>>

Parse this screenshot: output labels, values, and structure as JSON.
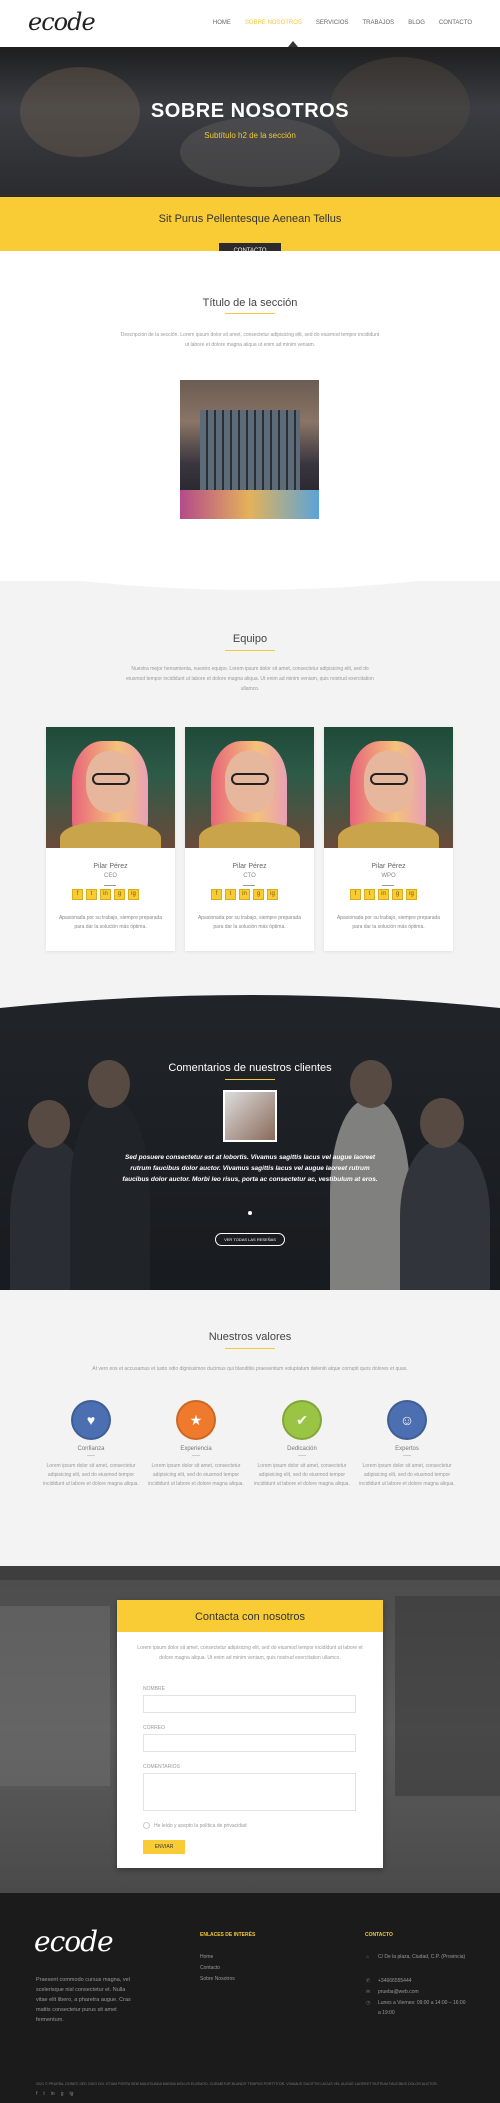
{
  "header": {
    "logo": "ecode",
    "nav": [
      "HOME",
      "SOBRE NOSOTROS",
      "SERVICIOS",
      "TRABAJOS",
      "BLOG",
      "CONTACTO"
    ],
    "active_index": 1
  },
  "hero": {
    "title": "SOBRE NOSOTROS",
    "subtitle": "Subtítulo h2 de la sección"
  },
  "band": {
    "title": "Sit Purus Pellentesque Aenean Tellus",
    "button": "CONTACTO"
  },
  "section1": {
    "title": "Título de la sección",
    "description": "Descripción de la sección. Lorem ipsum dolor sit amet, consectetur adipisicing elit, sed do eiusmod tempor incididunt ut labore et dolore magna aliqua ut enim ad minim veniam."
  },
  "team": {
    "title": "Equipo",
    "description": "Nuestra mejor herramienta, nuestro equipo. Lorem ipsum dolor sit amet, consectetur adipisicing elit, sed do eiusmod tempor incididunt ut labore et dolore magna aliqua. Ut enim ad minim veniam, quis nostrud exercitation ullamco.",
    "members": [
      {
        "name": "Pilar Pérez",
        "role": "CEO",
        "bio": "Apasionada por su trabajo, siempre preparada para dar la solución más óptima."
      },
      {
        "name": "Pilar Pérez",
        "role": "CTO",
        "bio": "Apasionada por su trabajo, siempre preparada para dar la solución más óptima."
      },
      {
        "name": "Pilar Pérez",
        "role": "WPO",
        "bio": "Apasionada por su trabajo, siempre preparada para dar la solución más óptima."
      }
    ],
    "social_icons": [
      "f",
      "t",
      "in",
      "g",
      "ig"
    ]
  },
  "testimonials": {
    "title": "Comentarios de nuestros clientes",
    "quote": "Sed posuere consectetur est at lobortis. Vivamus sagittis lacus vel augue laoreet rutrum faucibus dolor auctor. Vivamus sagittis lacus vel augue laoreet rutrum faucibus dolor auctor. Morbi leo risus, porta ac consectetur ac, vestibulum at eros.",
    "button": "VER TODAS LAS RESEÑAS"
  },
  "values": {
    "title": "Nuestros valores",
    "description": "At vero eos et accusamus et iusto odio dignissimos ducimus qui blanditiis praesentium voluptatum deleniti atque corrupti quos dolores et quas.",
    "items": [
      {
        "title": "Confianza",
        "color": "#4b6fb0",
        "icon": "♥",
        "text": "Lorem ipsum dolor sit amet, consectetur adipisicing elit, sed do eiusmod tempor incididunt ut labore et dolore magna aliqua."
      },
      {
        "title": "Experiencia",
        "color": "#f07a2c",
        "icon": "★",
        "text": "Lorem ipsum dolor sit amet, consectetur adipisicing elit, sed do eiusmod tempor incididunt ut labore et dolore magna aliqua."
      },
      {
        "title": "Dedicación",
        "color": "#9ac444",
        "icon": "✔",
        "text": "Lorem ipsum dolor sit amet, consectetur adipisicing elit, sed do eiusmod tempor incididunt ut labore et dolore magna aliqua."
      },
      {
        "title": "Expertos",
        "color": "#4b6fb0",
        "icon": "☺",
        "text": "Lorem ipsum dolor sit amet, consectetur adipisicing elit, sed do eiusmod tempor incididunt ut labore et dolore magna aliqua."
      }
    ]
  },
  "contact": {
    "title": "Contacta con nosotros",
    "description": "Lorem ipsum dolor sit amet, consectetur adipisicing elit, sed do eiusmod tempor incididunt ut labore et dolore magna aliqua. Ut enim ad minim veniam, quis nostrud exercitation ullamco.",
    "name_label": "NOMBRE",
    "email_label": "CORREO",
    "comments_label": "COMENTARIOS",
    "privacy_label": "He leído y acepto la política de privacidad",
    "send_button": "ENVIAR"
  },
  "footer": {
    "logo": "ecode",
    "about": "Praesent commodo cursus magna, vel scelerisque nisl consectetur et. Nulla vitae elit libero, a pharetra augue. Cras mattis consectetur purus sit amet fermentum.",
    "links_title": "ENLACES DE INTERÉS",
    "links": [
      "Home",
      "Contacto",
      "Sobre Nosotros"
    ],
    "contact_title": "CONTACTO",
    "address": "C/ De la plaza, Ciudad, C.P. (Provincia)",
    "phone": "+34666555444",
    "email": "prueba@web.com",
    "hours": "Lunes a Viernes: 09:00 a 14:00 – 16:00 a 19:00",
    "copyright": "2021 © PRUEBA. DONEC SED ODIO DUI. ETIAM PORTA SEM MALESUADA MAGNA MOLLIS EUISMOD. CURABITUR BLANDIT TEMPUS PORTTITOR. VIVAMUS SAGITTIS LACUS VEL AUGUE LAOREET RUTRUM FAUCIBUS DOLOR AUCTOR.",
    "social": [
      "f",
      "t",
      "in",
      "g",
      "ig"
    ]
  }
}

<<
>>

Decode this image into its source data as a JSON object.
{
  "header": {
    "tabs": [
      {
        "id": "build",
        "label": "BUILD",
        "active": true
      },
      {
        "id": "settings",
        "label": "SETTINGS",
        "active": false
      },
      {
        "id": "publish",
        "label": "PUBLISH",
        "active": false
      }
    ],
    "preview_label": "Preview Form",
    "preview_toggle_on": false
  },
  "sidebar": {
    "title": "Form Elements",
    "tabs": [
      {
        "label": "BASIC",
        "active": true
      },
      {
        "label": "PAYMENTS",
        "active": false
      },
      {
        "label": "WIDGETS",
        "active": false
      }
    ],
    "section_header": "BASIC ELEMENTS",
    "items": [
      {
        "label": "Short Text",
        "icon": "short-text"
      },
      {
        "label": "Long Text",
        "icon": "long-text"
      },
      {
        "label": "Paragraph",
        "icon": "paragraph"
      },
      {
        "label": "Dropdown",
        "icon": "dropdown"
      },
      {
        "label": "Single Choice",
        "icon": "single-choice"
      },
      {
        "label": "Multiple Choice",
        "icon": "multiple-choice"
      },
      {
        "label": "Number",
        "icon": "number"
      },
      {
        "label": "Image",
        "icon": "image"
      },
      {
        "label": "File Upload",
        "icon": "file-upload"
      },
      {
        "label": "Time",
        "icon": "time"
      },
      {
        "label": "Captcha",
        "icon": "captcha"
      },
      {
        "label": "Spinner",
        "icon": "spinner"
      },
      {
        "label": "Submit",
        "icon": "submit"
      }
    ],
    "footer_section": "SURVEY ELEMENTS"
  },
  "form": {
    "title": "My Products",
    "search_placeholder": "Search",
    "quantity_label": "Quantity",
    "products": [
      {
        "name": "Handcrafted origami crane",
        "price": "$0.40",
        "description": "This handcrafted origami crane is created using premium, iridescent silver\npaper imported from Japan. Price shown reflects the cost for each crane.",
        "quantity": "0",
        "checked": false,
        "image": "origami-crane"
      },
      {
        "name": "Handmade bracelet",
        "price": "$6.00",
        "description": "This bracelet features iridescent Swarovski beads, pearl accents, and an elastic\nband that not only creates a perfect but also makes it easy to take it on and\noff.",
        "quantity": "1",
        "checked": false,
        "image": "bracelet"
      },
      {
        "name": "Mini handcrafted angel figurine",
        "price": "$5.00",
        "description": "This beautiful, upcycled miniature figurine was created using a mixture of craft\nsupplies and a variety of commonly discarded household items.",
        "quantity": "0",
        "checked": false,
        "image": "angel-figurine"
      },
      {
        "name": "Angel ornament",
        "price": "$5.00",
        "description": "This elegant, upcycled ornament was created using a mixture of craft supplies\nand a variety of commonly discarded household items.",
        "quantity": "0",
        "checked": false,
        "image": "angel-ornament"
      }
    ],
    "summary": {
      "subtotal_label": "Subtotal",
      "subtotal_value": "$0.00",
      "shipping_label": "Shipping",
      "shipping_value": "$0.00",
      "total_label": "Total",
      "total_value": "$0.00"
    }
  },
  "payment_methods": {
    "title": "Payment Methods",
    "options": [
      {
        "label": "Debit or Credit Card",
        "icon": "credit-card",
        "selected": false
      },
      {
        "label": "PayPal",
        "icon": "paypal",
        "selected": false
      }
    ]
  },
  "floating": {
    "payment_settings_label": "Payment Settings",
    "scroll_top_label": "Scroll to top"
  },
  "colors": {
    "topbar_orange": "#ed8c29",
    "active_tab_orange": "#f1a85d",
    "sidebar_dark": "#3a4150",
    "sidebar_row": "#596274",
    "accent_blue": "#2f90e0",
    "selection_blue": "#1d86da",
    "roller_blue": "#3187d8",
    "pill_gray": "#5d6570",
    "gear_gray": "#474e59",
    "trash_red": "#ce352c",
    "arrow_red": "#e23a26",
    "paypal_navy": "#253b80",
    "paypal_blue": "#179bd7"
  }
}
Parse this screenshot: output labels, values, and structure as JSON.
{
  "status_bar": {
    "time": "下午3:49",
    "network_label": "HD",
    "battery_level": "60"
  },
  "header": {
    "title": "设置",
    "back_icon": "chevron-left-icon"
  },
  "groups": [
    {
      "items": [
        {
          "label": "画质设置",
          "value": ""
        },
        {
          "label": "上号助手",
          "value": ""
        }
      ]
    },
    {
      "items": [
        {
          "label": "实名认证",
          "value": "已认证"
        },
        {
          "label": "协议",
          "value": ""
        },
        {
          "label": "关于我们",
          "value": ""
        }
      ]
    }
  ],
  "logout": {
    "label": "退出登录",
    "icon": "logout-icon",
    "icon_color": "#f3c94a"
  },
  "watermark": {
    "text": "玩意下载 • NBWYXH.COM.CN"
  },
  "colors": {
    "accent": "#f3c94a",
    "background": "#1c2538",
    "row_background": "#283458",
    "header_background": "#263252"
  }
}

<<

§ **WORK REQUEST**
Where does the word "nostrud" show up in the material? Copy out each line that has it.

§ **EXPECTED ANSWER**
    "description": "Nuestra mejor herramienta, nuestro equipo. Lorem ipsum dolor sit amet, consectetur adipisicing elit, sed do eiusmod tempor incididunt ut labore et dolore magna aliqua. Ut enim ad minim veniam, quis nostrud exercitation ullamco.",
    "description": "Lorem ipsum dolor sit amet, consectetur adipisicing elit, sed do eiusmod tempor incididunt ut labore et dolore magna aliqua. Ut enim ad minim veniam, quis nostrud exercitation ullamco.",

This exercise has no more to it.